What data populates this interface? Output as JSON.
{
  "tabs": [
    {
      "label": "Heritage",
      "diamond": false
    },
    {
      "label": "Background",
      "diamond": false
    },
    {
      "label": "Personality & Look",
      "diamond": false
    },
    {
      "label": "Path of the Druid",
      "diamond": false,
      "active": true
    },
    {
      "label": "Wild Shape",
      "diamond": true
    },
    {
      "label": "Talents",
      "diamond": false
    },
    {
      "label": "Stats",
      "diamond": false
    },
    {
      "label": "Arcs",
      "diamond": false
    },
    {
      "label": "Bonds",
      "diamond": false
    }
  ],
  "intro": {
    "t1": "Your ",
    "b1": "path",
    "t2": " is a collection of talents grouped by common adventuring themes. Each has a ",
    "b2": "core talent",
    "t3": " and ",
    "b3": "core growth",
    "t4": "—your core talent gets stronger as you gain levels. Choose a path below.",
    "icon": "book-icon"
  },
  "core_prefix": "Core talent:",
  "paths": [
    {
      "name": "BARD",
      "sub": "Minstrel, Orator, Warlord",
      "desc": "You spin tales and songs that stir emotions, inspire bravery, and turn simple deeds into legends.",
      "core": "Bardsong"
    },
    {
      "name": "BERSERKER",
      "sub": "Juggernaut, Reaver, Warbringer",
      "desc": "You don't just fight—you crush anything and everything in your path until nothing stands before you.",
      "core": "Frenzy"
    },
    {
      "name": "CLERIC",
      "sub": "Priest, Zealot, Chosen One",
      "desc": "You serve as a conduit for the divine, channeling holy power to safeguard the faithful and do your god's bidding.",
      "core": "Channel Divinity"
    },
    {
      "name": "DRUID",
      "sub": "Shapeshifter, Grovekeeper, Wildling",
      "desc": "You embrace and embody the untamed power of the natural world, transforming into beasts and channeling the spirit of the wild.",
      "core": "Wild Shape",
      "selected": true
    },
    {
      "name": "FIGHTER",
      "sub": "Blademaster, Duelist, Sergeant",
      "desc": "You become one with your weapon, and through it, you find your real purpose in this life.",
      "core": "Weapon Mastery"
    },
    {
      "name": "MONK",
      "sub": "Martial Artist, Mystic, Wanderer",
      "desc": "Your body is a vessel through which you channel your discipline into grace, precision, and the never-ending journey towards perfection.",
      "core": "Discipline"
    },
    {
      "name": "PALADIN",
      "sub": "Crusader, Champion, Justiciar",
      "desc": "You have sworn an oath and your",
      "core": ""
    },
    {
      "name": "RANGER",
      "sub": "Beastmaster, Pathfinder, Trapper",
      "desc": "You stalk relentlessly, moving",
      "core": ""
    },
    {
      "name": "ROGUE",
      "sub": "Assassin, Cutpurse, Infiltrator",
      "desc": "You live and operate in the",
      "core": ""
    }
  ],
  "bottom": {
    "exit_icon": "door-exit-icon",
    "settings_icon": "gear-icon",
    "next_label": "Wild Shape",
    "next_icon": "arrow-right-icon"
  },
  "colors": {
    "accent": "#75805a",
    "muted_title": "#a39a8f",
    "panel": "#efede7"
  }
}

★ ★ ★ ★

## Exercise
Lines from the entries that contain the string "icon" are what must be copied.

## Exercise solution
    "icon": "book-icon"
    "exit_icon": "door-exit-icon",
    "settings_icon": "gear-icon",
    "next_icon": "arrow-right-icon"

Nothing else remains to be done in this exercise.